Neal is a Journalism major with a gift for wry wit. That’s a nice way of saying he can laugh even in the shadow of life’s darkest ironies. It’s a skill that serves him well in our work downtown where we’ve needed both hands to count the folks we've lost on the streets in the past 8 months. Neal’s passion for laughter and language is a gift he has shared with youth in the form of creative writing and self-expression workshops. I’ve watched him make words come alive for young people with dub reggae and colorful beatnik poetry. I vividly recall the proud smile of a particularly hardened ex-convict after he finished reading his journal aloud to a group of equally hardened peers and beamed, “I never knew poetry doesn’t have to rhyme!” Neal believes in young people so unrelentingly that, eventually, they tend to believe in themselves.

Anyone who spends time with Neal soon comes to appreciate his love for cinema, which is a wonderful coincidence considering he got his start at a program that takes its name from a 1939 musical. Neal doesn’t just casually enjoy movies. He is a walking encyclopedia of obscure film trivia and his enthusiasm is downright contagious. One of his favorites is Django, an old “spaghetti western” that tells the tale of a brooding anti-hero who drags a coffin filled with ammunition through muddy frontier camps meting out justice and classic one-liners. I like to imagine Neal riding into the sunset on outreach like a badlands bandito. Of course, instead of a coffin full of guns he totes an outreach bag full of socks, cough drops, triple antibiotic, and resource guides. Like Django, he chooses his words carefully and delivers one-liners with a twinkle in his eye. Neal is a soft-spoken hero on the streets of Portland and he is one of the dedicated youth advocates who have made the Janus Youth Outreach Programs the acclaimed models they are today. I’m glad to know him. So are the youth.
~Dennis Lundberg

“Neal is an excellent outreach worker. He is very observant out in the field and has the ability to explain what steps people can take to improve their situation without being judgmental." ~Devin Dinihanian (RTA)

“Neal is kind, compassionate, and reliable…but those words always sound so cliché. I guess what I’m saying is I appreciate somebody who can handle any crisis but can also talk about Motorhead and bad zombie movies.” ~Jasmine Pettet (Outside In)

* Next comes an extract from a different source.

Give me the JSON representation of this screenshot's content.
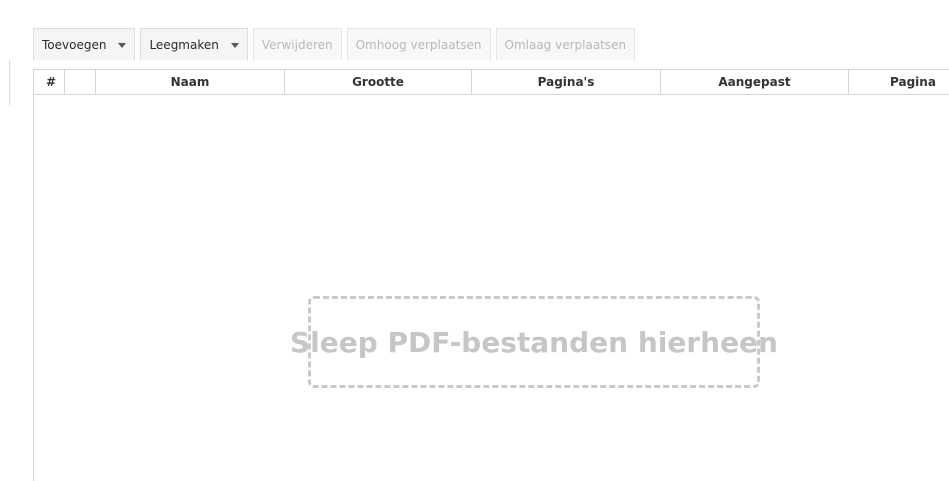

“Neal is so cool, he doesn’t even realize how cool he is!” ~ “Leyla” (Youth)